The SGDF Singapore Open DanceSport Championships is wonderful!
I’ve discovered that talking lemurs hold a lot of attraction for an island apparently filled with repressed individuals that are stiff-necked.
I’m able to turn my head well, so I don’t think I have any neck problems. But I digress (not that I was making any coherent point anyway.)
The theme song has that magnetic quality that infects everyone to “move it move it”. Or perhaps it’s been the number of shows I’ve watched that seem to have all sorts of tunes that make you want to jump out from your seat and dance.
Music and dance seem to be a part of our lives, even if we don’t realise it. Sure, I used to watch ballroom dancing on TV as a kid (which might explain why I am the way I am today) and be fascinated by the twirling dresses and dressed up people who spun and spun and never got dizzy.
And as a teenager, I secretly wished I could dance like that, or like John Travolta in Grease. Without the hairdo of course. I thought it was a splendid thing to be able to dance and flip and swing.
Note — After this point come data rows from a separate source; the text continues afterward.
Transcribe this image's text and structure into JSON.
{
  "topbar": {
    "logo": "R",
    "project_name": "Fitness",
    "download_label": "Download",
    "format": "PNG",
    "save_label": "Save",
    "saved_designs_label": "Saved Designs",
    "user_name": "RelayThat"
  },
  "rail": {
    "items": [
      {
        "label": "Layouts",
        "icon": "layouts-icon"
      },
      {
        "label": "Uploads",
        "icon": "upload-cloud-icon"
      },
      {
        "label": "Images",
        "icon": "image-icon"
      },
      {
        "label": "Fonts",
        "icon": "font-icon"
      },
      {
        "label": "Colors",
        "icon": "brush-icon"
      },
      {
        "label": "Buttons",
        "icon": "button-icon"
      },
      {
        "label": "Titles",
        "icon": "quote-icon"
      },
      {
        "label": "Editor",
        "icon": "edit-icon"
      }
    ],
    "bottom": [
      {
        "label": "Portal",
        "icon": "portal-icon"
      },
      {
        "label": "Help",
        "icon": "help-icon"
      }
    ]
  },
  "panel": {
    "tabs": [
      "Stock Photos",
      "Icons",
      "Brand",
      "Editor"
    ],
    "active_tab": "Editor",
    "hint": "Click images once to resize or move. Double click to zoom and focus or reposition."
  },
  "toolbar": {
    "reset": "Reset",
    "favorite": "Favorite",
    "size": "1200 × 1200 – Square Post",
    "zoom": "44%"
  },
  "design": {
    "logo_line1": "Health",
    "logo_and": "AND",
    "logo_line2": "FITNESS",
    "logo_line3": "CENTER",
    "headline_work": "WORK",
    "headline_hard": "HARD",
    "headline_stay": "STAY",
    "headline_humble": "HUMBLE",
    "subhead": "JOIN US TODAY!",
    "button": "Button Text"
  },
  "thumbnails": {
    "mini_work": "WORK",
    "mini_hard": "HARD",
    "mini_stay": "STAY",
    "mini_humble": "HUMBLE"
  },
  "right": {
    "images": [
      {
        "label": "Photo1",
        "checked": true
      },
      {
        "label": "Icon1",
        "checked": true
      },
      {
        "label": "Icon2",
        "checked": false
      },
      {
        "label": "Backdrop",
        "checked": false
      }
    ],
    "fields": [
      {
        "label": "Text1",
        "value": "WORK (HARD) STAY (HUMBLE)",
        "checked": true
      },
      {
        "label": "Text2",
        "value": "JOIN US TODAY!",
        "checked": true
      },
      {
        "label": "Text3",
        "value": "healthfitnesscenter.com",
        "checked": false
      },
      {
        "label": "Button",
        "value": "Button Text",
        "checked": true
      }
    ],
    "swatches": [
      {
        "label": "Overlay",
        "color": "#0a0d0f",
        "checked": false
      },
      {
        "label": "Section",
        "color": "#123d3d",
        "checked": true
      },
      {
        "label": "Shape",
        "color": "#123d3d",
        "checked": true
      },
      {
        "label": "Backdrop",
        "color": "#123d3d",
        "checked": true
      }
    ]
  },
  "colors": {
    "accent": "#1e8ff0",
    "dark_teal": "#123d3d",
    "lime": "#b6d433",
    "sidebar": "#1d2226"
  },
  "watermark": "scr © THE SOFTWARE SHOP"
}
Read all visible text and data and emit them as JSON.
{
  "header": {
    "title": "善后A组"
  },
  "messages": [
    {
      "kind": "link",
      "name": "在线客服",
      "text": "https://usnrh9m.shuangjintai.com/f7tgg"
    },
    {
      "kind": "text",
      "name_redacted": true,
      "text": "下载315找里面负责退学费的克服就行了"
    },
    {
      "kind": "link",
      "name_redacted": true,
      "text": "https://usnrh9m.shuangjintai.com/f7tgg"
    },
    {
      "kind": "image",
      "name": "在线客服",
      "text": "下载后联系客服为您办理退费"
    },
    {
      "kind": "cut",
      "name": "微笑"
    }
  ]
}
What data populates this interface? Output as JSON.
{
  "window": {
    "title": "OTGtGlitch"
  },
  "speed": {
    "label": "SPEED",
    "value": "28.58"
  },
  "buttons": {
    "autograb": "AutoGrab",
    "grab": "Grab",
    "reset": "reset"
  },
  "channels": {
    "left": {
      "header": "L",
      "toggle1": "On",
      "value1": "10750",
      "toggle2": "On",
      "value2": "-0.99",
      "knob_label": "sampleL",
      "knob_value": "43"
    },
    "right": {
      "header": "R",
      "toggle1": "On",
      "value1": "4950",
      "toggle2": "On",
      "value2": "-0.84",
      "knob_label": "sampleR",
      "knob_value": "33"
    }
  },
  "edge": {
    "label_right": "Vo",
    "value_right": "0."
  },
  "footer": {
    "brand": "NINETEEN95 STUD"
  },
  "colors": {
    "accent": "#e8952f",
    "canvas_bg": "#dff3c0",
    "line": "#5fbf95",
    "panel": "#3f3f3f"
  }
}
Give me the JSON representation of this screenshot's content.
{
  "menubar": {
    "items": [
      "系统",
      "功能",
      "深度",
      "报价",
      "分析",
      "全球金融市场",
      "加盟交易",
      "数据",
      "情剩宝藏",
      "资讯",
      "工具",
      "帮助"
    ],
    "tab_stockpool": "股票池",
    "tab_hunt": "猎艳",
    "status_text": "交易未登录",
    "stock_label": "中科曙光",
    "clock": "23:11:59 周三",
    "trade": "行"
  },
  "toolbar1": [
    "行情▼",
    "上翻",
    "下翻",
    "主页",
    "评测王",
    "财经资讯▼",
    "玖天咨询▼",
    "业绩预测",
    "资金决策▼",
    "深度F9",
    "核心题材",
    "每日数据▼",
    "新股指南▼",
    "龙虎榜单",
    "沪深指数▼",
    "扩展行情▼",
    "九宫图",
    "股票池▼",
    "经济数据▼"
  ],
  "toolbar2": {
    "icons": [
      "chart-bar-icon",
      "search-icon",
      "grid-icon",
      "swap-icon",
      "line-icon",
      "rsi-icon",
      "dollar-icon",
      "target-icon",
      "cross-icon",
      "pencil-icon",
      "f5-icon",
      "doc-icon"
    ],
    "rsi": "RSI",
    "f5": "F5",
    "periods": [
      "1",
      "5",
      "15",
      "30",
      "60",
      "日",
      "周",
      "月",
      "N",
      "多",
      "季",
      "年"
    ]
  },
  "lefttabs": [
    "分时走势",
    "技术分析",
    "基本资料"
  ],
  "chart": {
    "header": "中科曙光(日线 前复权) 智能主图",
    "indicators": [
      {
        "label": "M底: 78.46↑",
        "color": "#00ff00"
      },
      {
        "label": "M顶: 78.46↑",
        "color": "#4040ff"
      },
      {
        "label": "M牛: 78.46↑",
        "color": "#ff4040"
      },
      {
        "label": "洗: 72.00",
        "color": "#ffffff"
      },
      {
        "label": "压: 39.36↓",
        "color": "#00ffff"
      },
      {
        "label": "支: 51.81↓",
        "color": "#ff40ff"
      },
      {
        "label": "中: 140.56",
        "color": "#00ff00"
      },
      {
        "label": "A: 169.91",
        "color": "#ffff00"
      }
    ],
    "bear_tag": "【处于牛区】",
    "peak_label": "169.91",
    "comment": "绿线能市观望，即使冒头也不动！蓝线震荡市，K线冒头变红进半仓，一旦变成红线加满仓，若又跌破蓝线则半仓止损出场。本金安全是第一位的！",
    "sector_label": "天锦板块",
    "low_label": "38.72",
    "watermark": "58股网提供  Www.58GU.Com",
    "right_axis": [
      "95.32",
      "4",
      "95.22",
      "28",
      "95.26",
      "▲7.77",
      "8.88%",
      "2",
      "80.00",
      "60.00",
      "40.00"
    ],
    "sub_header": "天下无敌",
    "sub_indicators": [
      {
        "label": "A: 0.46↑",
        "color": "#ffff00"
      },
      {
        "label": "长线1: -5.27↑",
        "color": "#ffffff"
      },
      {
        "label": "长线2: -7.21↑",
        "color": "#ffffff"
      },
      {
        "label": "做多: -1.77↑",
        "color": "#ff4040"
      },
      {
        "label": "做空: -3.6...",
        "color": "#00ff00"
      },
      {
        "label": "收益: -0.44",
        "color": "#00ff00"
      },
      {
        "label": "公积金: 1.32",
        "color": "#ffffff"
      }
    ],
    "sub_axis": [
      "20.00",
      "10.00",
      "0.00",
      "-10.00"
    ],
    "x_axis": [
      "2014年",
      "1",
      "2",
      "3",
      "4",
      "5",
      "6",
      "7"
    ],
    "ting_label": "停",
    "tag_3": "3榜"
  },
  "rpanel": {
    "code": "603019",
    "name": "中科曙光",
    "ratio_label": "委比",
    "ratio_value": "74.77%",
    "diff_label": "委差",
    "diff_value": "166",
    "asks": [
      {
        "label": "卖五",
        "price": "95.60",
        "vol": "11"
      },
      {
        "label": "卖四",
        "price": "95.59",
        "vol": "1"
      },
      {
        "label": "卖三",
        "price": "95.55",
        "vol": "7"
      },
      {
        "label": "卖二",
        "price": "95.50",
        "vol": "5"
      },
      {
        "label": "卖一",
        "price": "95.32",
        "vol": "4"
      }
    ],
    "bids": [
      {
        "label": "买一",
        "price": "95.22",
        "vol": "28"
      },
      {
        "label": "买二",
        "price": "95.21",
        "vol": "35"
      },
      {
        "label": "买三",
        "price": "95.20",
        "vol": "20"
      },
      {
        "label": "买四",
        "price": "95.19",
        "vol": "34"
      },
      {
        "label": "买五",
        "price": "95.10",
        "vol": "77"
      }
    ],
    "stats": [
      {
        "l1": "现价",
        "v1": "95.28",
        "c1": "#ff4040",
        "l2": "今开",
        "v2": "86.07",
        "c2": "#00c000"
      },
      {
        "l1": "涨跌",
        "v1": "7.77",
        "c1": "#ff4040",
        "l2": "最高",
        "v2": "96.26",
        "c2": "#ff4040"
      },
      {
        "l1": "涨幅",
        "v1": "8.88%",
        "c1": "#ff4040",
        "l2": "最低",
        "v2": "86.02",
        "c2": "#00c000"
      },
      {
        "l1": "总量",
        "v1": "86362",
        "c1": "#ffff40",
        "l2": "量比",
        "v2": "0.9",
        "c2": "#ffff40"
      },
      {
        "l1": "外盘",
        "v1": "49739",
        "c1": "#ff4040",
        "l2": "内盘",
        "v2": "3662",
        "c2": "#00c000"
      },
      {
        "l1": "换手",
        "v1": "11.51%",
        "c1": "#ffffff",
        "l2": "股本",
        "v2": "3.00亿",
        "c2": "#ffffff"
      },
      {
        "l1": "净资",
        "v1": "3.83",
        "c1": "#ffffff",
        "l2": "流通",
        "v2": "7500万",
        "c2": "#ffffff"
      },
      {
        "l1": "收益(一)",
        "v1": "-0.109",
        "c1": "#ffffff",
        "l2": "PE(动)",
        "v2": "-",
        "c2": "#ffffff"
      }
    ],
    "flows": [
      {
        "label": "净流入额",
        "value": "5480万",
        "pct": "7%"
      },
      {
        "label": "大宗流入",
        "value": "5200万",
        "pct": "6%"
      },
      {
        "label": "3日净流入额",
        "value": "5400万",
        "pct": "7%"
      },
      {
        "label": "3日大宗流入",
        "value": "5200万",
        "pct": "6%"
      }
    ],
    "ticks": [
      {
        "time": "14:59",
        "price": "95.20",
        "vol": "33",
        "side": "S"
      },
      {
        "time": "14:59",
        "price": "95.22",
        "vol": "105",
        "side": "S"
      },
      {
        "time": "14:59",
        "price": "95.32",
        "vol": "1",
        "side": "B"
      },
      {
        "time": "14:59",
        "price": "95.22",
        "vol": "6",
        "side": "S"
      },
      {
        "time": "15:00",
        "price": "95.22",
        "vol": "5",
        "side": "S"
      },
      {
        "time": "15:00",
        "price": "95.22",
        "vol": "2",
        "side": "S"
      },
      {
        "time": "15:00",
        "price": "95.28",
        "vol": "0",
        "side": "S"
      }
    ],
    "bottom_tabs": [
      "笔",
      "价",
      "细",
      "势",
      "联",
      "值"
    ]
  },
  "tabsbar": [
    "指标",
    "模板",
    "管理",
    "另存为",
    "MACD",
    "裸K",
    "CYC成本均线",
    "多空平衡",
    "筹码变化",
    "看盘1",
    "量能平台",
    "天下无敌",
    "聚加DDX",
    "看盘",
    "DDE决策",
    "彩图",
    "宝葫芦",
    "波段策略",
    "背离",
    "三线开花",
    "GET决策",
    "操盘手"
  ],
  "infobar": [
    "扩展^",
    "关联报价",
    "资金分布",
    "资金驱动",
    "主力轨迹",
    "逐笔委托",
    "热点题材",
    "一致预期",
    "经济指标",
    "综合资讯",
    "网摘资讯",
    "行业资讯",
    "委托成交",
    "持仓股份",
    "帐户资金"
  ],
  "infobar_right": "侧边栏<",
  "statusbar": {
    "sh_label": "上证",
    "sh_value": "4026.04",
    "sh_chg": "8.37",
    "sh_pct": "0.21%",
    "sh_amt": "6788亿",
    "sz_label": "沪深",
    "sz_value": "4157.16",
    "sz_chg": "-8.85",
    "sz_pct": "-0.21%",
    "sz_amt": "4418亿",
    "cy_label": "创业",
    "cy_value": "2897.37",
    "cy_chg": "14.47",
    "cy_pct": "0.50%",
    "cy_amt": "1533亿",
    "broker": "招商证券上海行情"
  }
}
As a young adult, I was more than faintly amused by the over-dressed couples in absolutely gaudy clothes with make-up thick enough to make a wall.
The flashy moves and fake smiles was often more than enough to send me into bursts of laughter. So when I heard that Singapore was going to host the DanceSport Championships this year, I wasn’t sure whether to be laughing my sides out at the thought of dancing as a sport, or simply aghast at the concept. What next? Grocery shopping at NTUC sprints?
I’ve always considered dancing to be a cultural sort of hobby, and not so much as a sport. Compare it with hockey or basketball, you can hardly put them together right? Still, I guess it’s time for me to put aside my stereotypes of “sports”, and take a closer look at DanceSport in Singapore.
As it turns out, dancing is no longer a social routine; plenty of people all over the world take part in competitive dancing. If you need some image of what that’s like, watch Sophie Ellis Bextor’s MTV “Murder on the Dance Floor”. Underdressed women and overdressed (and probably sexually repressed) men stepping around each other in order to demonstrate who’s the biggest queen who can strut his or her stuff. But it’s not as easy as you think.
Or at least, as I thought. It kind of reminds me of the show “Bring It On” when they were talking about cheerleading as a sport. Americans will do anything to see girls in short skirts jump up and down. I was more than amused, but then, I can barely do a backflip, let alone five plus a somersault.
In fact, (and here’s where pretend to know our stuff) DanceSport has been internationally recognised by the IOC (that’s the International Olympic Committee) as a sport since 1997, and may very well be a new sport in the next Olympics. It’s no longer just ballroom dancing either. The duo (couple doesn’t sound very sporty right?) can choose fom four categories, Latin, Standard, Dance or Rock n’ Roll.
Latin dancing allows couples to use or invent new moves from Cha-Cha, Rhumba, Paso Doble or Jive styles, while Standard allows them to mix Quickstep, Slow Foxtrot, Waltz, Vienesse Waltz or Tango. Rock n’ Roll certainly needs no explanation. Yeah baby.
The list doesn’t stop here either. Many places are offering hybrid dance lessons, combining the cultural flavour of movement with physical and mental health. After all, who hasn’t heard that age-old adage: a move a day keps the doctor away? Movimento is an example of the new-age dance lesson.
It promises to (and here’s where you have to keep your eyes wide open) change you on a cellular level. And I thought the only thing relating dance and technology was techno music. But don’t let my cynical dissing turn you off. My firm refusal to be more liberal certainly means that I’ll never experience change on any cellular level unless I decide to go for plastic surgery.
If you’re a poor sob that can’t afford high culture, here’s where you can sniff the edges of it, at the DanceSport competition to be held in Singapore. And if you are a new-age person who can’t wait to try out new things, check out Movimento. At $105 a lesson, it’s much cheaper than a regular Botox regime. And it promises to get rid of the wrinkles in your entire system, not just your old and used face.
The 6th SGDF Singapore Open DanceSport Championships will be held at Padang/Collyer Room, Raffles City Convention Centre, on 31 July. Day event: 11:00am – 5:00pm.Tickets at S$40. Evening event: 6:00pm – 10:30pm. Tickets S$228 – 1st Row, S$168 – 2nd Row, S$128 – 3rd Row (includes Chinese dinner).
For further information on the 6th SGDF Singapore Open DanceSport Championships, please visit www.dancesport.org.sg or www.idsf.net
Movimento lessons are held on the first Saturday of each month, at La Vida Loft, 123B Telok Ayer, from 3.30 to 6 pm. You are advised to wear comfortable clothing for each session. For more information, visit www.lavidaloft.com.